This piece was reprinted by OpEd News with permission or license. It may not be reproduced in any form without permission or license from the source.
Reprinted from Alternet
On Monday, the country watched as a band of outside agitators descended on the streets of Baltimore, attacked locals with blunt force, intimidated innocent bystanders, and even threw rocks at native residents. Every day, these gun-toting rogues come from as far as New Jersey and Pennsylvania to intimidate the good people of Baltimore, forcing communities to cower under the threat of violence. The agitators are known for their menacing dark blue garb, hostile behavior and gangland-style codes of secrecy and silence. Though many of these ruffians have attempted to conceal their identities from their victims, they can be easily spotted by the badges that signify membership in the widely feared Baltimore Police Department.

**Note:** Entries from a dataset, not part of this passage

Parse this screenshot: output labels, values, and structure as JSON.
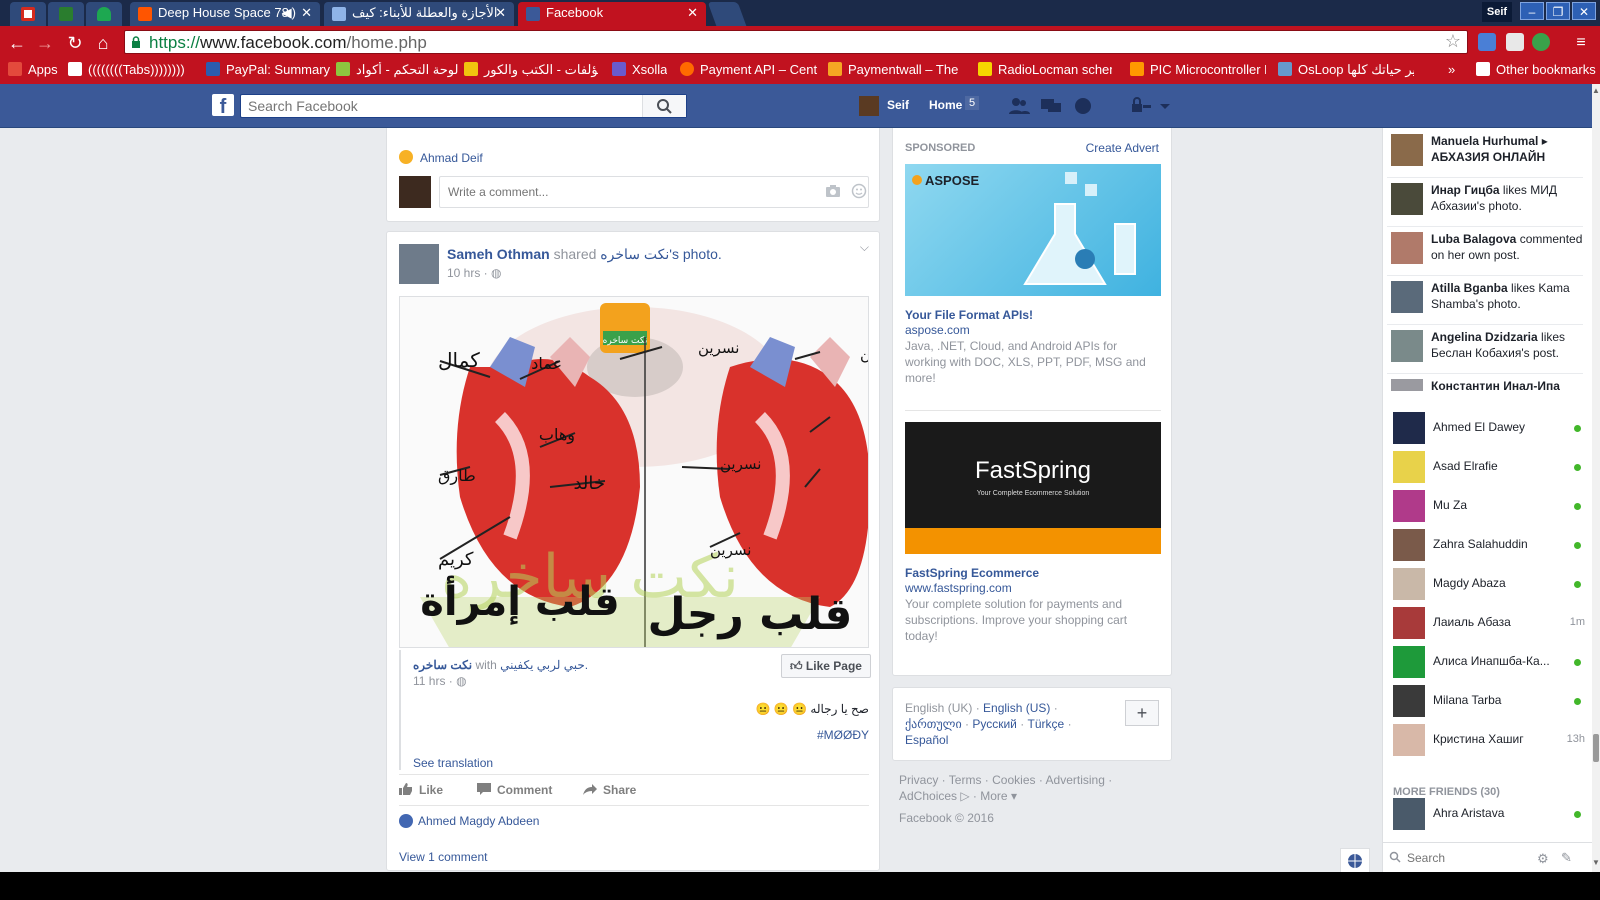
{
  "browser": {
    "tabs": [
      {
        "title": "",
        "favicon_color": "#d52b1e",
        "icon": "flag-icon"
      },
      {
        "title": "",
        "favicon_color": "#2a7d2e",
        "icon": "rt-icon"
      },
      {
        "title": "",
        "favicon_color": "#1da851",
        "icon": "wifi-icon"
      },
      {
        "title": "Deep House Space 78",
        "favicon_color": "#ff5500",
        "icon": "soundcloud-icon"
      },
      {
        "title": "الأجازة والعطلة للأبناء: كيف",
        "favicon_color": "#8fb4e8",
        "icon": "site-icon"
      },
      {
        "title": "Facebook",
        "favicon_color": "#3b5998",
        "icon": "facebook-icon"
      }
    ],
    "window_user": "Seif",
    "url": {
      "scheme": "https://",
      "domain": "www.facebook.com",
      "path": "/home.php"
    },
    "bookmarks": [
      {
        "label": "Apps",
        "color": "#e34a3c"
      },
      {
        "label": "((((((((Tabs))))))))",
        "color": "#ffffff"
      },
      {
        "label": "PayPal: Summary",
        "color": "#2b5caf"
      },
      {
        "label": "لوحة التحكم - أكواد",
        "color": "#8dc63f"
      },
      {
        "label": "مؤلفات - الكتب والكور",
        "color": "#f1c40f"
      },
      {
        "label": "Xsolla",
        "color": "#6a5acd"
      },
      {
        "label": "Payment API – Centi",
        "color": "#ff6a00"
      },
      {
        "label": "Paymentwall – The e",
        "color": "#f5a623"
      },
      {
        "label": "RadioLocman schem",
        "color": "#f6d500"
      },
      {
        "label": "PIC Microcontroller F",
        "color": "#ff9900"
      },
      {
        "label": "OsLoop لمير حياتك كلها",
        "color": "#6699cc"
      },
      {
        "label": "Other bookmarks",
        "color": "#ffffff"
      }
    ],
    "bookmarks_overflow": "»"
  },
  "fb": {
    "search_placeholder": "Search Facebook",
    "user": "Seif",
    "home_label": "Home",
    "home_count": "5"
  },
  "feed": {
    "prev_post": {
      "reaction_name": "Ahmad Deif",
      "comment_placeholder": "Write a comment..."
    },
    "post": {
      "author": "Sameh Othman",
      "verb": "shared",
      "page": "نكت ساخره",
      "object": "'s photo.",
      "time": "10 hrs · ",
      "shared_page": "نكت ساخره",
      "shared_with": "with",
      "shared_friend": "حبي لربي يكفيني.",
      "shared_time": "11 hrs · ",
      "like_page": "Like Page",
      "text": "صح يا رجاله 😐 😐 😐",
      "hashtag": "#MØØÐY",
      "see_translation": "See translation",
      "actions": {
        "like": "Like",
        "comment": "Comment",
        "share": "Share"
      },
      "likers": "Ahmed Magdy Abdeen",
      "view_comments": "View 1 comment",
      "image_labels": {
        "left_top": "كمال",
        "left_mid": "طارق",
        "left_bottom": "كريم",
        "emad": "عماد",
        "wahab": "وهاب",
        "khaled": "خالد",
        "nesrine": "نسرين",
        "heart_woman": "قلب إمرأة",
        "heart_man": "قلب رجل",
        "watermark": "نكت ساخره",
        "logo_top": "نكت ساخره"
      }
    }
  },
  "ads": {
    "sponsored": "SPONSORED",
    "create_advert": "Create Advert",
    "items": [
      {
        "brand": "ASPOSE",
        "title": "Your File Format APIs!",
        "domain": "aspose.com",
        "desc": "Java, .NET, Cloud, and Android APIs for working with DOC, XLS, PPT, PDF, MSG and more!"
      },
      {
        "brand": "FastSpring",
        "tagline": "Your Complete Ecommerce Solution",
        "title": "FastSpring Ecommerce",
        "domain": "www.fastspring.com",
        "desc": "Your complete solution for payments and subscriptions. Improve your shopping cart today!"
      }
    ],
    "languages": {
      "current": "English (UK)",
      "others": [
        "English (US)",
        "ქართული",
        "Русский",
        "Türkçe",
        "Español"
      ],
      "plus": "+"
    },
    "footer": {
      "links": [
        "Privacy",
        "Terms",
        "Cookies",
        "Advertising",
        "AdChoices",
        "More"
      ],
      "copyright": "Facebook © 2016"
    }
  },
  "sidebar": {
    "ticker": [
      {
        "name": "Manuela Hurhumal",
        "rest": " ▸ ",
        "extra": "АБХАЗИЯ ОНЛАЙН",
        "avatar": "#8a6a4a"
      },
      {
        "name": "Инар Гицба",
        "rest": " likes МИД Абхазии's photo.",
        "avatar": "#4a4a3a"
      },
      {
        "name": "Luba Balagova",
        "rest": " commented on her own post.",
        "avatar": "#b07a6a"
      },
      {
        "name": "Atilla Bganba",
        "rest": " likes Kama Shamba's photo.",
        "avatar": "#5a6a7a"
      },
      {
        "name": "Angelina Dzidzaria",
        "rest": " likes Беслан Кобахия's post.",
        "avatar": "#7a8a8a"
      },
      {
        "name": "Константин Инал-Ипа",
        "rest": "",
        "avatar": "#9a9aa0"
      }
    ],
    "buddies": [
      {
        "name": "Ahmed El Dawey",
        "status": "online",
        "ago": "",
        "avatar": "#1f2a4a"
      },
      {
        "name": "Asad Elrafie",
        "status": "online",
        "ago": "",
        "avatar": "#e8d24a"
      },
      {
        "name": "Mu Za",
        "status": "online",
        "ago": "",
        "avatar": "#b03a8a"
      },
      {
        "name": "Zahra Salahuddin",
        "status": "online",
        "ago": "",
        "avatar": "#7a5a4a"
      },
      {
        "name": "Magdy Abaza",
        "status": "online",
        "ago": "",
        "avatar": "#c9b8a8"
      },
      {
        "name": "Лаиаль Абаза",
        "status": "idle",
        "ago": "1m",
        "avatar": "#a83a3a"
      },
      {
        "name": "Алиса Инапшба-Ка...",
        "status": "online",
        "ago": "",
        "avatar": "#1e9a3a"
      },
      {
        "name": "Milana Tarba",
        "status": "online",
        "ago": "",
        "avatar": "#3a3a3a"
      },
      {
        "name": "Кристина Хашиг",
        "status": "idle",
        "ago": "13h",
        "avatar": "#d8b8a8"
      }
    ],
    "more_friends": "MORE FRIENDS (30)",
    "more_buddies": [
      {
        "name": "Ahra Aristava",
        "status": "online",
        "ago": "",
        "avatar": "#4a5a6a"
      }
    ],
    "search_placeholder": "Search"
  }
}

According to data posted on the city of Baltimore's OpenBaltimore website in 2012, over 70 percent of Baltimore Police Department officers live outside city limits, with at least 10 percent living over state lines, in places as far away as New Jersey and Pennsylvania. By contrast, almost all of those arrested in ongoing protests sparked by the police killing of the unarmed Baltimorean Freddie Gray reside firmly within the city. These facts were apparently lost on Baltimore Mayor Stephanie Rawlings-Blake when she blamed "outside forces" for all the looting of local businesses and attacks on cops. Similarly, the Baltimore Police Department claimed that "outside agitators continue to be the instigators behind acts of violence and destruction," even as it conceded in the same statement that "the vast majority of arrests reflect local residency." No evidence of outside agitation was produced by the mayor or the police, and none was demanded by much of the media covering the ongoing troubles.
This week's scenes of mostly white cops battling the African-American youth of Baltimore captured a legacy of deeply entrenched racism that stretches back to Maryland's Antebellum days. Though Maryland ended the slave trade in 1783, over 40,000 slaves remained in bondage in its Eastern Shore, near the border of Virginia, until Emancipation Day.